## Task requirements:
Would you write out the entries below, every one of them, exactly?

## Input:
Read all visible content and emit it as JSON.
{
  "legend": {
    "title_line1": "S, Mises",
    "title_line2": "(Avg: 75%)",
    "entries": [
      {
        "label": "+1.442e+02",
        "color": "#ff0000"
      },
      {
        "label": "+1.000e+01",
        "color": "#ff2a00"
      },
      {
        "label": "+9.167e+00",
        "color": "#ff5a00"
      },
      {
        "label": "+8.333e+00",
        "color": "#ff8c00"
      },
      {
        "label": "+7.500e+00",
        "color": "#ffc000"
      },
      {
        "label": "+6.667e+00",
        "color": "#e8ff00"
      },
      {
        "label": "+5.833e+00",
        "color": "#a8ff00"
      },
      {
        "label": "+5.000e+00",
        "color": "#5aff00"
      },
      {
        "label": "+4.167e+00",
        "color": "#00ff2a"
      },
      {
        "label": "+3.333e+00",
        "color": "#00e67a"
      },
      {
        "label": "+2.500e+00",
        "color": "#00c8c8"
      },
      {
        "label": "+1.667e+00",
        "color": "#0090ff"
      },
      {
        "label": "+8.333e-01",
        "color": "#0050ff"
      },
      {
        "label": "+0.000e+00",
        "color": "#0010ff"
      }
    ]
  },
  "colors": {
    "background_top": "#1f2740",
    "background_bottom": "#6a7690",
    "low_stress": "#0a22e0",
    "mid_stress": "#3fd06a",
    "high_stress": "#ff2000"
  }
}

## Answer box:
Read all visible content and emit it as JSON.
{
  "legend": {
    "title_line1": "S, Mises",
    "title_line2": "(Avg: 75%)",
    "entries": [
      {
        "label": "+1.442e+02",
        "color": "#ff0000"
      },
      {
        "label": "+1.000e+01",
        "color": "#ff2a00"
      },
      {
        "label": "+9.167e+00",
        "color": "#ff5a00"
      },
      {
        "label": "+8.333e+00",
        "color": "#ff8c00"
      },
      {
        "label": "+7.500e+00",
        "color": "#ffc000"
      },
      {
        "label": "+6.667e+00",
        "color": "#e8ff00"
      },
      {
        "label": "+5.833e+00",
        "color": "#a8ff00"
      },
      {
        "label": "+5.000e+00",
        "color": "#5aff00"
      },
      {
        "label": "+4.167e+00",
        "color": "#00ff2a"
      },
      {
        "label": "+3.333e+00",
        "color": "#00e67a"
      },
      {
        "label": "+2.500e+00",
        "color": "#00c8c8"
      },
      {
        "label": "+1.667e+00",
        "color": "#0090ff"
      },
      {
        "label": "+8.333e-01",
        "color": "#0050ff"
      },
      {
        "label": "+0.000e+00",
        "color": "#0010ff"
      }
    ]
  },
  "colors": {
    "background_top": "#1f2740",
    "background_bottom": "#6a7690",
    "low_stress": "#0a22e0",
    "mid_stress": "#3fd06a",
    "high_stress": "#ff2000"
  }
}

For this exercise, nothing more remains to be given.